*What the exercise asks*:
What lines in the records below contain the string "SOLIDWORKS"? Copy every one.

*Source data*:
==================================================

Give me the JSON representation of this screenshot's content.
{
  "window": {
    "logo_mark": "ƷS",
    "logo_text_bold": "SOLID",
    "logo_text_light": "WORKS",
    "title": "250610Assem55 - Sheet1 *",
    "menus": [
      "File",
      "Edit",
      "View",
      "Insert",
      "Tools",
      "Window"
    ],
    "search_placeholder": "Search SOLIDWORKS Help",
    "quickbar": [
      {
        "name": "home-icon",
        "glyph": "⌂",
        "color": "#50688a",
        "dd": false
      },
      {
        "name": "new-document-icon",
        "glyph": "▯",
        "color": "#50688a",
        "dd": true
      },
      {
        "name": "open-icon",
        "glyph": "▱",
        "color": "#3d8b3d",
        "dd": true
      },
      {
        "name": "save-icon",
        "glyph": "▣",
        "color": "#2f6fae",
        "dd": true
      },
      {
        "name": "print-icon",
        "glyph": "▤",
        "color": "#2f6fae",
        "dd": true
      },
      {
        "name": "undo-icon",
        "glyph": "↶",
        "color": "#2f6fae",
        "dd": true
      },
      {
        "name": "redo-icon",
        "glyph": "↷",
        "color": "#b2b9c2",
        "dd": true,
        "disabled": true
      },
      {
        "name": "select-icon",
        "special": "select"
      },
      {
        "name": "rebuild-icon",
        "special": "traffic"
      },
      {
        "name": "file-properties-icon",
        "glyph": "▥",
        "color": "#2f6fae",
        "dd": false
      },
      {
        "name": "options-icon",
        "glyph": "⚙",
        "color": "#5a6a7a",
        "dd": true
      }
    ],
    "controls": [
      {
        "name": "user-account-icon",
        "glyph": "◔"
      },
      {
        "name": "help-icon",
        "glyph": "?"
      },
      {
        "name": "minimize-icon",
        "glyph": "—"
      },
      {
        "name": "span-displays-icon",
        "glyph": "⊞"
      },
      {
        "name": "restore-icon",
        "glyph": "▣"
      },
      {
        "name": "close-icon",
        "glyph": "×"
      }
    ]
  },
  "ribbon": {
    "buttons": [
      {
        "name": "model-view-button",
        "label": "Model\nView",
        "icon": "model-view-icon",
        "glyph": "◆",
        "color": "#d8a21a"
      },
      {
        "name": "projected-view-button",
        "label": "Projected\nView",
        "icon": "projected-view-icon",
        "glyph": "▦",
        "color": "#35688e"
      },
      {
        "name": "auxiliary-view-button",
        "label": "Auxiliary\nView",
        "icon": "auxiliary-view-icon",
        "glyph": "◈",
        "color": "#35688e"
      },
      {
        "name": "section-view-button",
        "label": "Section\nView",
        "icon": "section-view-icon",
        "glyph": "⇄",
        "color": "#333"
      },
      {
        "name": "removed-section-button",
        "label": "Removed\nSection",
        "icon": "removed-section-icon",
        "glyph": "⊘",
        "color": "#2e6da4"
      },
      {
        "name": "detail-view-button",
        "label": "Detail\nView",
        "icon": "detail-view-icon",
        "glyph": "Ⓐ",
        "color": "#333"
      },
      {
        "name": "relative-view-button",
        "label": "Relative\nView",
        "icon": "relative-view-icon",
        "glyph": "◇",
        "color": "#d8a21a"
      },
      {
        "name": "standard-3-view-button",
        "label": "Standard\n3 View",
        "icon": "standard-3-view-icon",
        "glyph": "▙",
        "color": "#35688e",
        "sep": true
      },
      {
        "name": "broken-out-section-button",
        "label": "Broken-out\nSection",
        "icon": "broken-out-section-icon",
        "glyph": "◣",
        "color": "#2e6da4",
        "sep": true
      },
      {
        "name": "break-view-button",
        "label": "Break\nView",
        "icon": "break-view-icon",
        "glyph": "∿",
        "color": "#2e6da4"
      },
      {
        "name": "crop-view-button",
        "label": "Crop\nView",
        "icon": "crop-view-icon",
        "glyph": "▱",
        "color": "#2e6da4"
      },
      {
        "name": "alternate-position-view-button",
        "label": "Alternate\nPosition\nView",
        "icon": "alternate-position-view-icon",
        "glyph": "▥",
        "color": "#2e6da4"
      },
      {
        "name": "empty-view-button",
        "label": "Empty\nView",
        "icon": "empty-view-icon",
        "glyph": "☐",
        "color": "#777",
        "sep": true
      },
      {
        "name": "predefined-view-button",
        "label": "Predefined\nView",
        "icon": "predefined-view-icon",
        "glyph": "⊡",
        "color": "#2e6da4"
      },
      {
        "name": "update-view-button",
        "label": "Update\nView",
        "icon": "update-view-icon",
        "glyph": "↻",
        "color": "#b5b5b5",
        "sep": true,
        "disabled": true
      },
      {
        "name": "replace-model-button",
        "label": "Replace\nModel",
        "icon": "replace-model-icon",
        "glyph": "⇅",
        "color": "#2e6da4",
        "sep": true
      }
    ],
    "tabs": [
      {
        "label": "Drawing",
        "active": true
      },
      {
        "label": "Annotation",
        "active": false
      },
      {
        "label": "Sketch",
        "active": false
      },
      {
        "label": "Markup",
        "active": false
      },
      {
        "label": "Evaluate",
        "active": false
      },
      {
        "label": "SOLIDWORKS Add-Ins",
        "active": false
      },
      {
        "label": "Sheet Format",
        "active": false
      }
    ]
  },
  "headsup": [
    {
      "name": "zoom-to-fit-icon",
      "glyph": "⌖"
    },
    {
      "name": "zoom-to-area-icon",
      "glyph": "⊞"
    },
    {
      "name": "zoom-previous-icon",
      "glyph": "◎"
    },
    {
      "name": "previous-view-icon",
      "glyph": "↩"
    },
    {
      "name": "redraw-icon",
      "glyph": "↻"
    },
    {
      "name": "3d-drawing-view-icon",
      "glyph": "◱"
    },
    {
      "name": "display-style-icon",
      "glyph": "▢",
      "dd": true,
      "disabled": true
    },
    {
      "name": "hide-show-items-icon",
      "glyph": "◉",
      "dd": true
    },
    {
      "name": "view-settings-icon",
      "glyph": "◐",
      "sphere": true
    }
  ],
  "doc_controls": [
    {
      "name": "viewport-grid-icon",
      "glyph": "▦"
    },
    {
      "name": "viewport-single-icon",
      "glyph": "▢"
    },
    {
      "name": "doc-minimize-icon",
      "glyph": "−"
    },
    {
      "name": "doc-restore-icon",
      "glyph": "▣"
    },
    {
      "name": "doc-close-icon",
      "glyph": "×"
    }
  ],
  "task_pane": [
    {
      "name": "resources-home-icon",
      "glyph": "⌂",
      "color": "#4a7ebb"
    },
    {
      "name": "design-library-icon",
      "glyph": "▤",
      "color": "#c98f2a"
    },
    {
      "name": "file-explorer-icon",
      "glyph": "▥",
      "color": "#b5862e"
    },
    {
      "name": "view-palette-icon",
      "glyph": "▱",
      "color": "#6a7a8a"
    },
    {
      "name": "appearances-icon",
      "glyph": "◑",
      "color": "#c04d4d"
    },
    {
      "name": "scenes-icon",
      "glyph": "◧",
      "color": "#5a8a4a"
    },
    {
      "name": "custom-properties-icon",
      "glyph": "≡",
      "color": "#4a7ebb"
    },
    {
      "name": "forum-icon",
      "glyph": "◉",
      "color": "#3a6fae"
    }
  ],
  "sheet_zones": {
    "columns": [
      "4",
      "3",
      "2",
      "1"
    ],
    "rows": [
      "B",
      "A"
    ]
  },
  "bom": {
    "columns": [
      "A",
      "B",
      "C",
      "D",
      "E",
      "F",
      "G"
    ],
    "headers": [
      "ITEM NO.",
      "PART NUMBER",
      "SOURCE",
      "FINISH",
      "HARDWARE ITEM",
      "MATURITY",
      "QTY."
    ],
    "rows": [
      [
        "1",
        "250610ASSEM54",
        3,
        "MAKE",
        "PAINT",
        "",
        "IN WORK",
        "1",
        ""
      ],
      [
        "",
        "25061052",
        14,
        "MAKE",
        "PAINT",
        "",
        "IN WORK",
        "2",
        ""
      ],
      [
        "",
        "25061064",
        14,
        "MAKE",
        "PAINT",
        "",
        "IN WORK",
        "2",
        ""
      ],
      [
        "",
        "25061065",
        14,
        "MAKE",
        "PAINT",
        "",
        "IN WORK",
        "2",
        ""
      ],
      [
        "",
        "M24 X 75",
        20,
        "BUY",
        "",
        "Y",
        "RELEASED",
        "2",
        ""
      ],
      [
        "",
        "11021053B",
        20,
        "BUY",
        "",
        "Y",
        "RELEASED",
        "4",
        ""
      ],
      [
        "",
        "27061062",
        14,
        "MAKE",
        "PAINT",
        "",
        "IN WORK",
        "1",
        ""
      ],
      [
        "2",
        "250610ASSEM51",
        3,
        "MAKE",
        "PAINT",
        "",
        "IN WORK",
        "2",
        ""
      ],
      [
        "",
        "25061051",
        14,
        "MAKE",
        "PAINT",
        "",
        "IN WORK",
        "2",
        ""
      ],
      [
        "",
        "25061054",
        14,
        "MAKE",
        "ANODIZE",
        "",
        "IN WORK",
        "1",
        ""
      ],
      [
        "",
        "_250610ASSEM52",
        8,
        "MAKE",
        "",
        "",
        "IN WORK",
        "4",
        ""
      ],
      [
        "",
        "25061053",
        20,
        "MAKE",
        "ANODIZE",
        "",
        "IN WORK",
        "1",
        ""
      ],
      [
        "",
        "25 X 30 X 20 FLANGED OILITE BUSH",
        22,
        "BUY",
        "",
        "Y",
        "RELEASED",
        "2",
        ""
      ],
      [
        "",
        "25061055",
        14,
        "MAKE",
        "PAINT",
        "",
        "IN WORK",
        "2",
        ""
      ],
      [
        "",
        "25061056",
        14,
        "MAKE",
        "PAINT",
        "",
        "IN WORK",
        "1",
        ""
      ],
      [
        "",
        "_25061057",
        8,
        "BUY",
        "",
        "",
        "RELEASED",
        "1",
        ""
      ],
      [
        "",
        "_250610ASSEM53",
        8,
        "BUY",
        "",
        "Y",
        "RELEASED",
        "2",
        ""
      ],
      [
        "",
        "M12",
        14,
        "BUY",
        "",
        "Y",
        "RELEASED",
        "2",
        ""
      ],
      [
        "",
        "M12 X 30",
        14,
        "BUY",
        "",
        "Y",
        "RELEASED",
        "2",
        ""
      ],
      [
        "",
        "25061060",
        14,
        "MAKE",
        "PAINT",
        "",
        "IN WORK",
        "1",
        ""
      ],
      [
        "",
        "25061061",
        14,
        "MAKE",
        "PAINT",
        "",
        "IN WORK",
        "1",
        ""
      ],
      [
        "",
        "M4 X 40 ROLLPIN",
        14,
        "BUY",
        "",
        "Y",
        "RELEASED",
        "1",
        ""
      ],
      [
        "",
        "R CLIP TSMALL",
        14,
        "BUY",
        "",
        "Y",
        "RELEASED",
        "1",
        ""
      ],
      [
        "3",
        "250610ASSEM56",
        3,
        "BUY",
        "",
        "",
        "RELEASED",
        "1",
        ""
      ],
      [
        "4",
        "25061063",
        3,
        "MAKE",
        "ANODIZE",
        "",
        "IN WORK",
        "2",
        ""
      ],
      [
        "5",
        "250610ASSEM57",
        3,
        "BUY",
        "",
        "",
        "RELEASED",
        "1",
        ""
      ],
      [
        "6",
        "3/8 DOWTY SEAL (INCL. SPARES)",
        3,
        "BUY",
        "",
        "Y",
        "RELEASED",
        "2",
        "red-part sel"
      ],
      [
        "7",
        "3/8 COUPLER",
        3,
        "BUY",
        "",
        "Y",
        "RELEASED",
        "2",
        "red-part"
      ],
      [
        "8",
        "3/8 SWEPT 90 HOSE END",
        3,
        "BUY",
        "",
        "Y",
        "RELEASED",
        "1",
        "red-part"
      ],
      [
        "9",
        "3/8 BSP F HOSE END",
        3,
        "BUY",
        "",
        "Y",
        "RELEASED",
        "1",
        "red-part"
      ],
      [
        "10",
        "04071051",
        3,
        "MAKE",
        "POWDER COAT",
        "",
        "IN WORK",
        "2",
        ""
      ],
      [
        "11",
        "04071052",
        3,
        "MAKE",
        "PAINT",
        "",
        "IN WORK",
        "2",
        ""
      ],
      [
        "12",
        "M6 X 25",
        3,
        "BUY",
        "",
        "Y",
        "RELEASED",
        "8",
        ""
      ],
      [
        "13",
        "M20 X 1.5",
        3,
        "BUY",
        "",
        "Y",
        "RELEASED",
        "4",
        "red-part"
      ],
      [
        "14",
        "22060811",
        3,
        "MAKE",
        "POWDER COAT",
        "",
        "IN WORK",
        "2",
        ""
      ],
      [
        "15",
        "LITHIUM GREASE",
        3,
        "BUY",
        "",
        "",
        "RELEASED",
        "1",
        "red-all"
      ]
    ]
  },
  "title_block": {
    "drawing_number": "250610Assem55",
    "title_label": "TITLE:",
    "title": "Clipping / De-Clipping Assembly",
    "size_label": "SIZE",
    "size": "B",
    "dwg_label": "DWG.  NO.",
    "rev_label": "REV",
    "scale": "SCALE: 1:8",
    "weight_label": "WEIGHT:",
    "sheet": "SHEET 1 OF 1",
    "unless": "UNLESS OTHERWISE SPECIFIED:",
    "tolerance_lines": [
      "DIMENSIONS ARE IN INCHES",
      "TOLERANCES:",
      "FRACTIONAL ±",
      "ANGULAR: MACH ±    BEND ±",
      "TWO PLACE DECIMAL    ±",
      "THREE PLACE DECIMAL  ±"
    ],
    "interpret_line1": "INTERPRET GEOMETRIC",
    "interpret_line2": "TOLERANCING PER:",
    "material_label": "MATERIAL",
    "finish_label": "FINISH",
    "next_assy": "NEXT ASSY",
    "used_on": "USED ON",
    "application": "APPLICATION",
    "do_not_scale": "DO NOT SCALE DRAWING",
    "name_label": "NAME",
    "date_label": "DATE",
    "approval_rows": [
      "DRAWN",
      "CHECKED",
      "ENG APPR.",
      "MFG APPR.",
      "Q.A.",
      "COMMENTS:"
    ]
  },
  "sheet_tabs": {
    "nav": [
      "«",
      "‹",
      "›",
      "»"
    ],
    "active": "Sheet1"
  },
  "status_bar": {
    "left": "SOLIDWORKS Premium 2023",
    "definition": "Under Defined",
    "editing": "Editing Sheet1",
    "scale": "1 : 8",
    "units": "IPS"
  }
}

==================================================

*Solved exercise*:
    "search_placeholder": "Search SOLIDWORKS Help",
        "label": "SOLIDWORKS Add-Ins",
    "left": "SOLIDWORKS Premium 2023",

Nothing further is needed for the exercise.